__EXERCISE DIRECTIONS__
Read through the listing below and copy each line in which the word "rate" occurs.
Top of RECORDS FOR THIS EXERCISE
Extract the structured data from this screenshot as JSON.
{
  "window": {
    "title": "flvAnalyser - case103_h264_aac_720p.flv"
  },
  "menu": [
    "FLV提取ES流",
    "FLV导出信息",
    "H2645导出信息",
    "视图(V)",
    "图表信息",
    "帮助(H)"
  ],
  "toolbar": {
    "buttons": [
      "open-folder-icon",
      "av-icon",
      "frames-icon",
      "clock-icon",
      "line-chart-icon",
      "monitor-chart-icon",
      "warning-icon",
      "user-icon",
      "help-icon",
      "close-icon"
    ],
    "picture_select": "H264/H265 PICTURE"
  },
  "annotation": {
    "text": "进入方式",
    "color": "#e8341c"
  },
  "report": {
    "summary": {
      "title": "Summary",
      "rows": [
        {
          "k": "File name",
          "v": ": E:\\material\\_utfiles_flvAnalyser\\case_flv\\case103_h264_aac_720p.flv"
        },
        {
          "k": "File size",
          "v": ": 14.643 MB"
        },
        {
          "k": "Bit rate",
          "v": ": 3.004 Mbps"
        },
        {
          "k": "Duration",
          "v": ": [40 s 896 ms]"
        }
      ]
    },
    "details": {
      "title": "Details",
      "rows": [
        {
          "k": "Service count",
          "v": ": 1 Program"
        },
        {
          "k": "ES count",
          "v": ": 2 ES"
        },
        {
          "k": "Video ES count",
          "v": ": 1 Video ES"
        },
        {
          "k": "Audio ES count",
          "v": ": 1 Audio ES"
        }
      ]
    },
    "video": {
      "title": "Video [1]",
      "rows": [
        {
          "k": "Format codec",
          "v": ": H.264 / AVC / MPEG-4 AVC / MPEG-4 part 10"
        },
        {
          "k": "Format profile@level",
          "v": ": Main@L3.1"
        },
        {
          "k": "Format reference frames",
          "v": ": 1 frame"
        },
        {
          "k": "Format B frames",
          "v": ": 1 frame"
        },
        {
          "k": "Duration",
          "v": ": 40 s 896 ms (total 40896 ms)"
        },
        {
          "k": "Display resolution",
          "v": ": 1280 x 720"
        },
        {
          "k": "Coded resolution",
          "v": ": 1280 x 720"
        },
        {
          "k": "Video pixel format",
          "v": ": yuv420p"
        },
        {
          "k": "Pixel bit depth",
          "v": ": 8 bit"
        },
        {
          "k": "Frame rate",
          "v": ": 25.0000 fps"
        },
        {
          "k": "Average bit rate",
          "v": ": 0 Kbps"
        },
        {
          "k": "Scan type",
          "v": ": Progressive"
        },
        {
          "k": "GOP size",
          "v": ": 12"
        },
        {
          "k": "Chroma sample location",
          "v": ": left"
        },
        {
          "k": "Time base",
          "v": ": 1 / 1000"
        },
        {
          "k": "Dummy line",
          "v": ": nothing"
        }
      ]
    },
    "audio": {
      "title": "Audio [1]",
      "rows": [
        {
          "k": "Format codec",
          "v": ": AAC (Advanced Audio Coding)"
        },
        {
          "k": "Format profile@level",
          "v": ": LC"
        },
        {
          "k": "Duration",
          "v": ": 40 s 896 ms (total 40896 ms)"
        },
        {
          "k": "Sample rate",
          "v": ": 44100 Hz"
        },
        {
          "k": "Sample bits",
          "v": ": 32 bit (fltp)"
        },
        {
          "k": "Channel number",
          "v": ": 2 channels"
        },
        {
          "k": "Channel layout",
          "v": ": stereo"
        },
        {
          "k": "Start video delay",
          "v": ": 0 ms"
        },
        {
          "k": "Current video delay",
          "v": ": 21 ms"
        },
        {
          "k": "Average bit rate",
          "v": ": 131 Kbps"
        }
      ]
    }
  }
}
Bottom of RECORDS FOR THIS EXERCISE
__RESPONSE TO THIS EXERCISE__
          "k": "Bit rate",
          "k": "Frame rate",
          "k": "Average bit rate",
          "k": "Sample rate",
          "k": "Average bit rate",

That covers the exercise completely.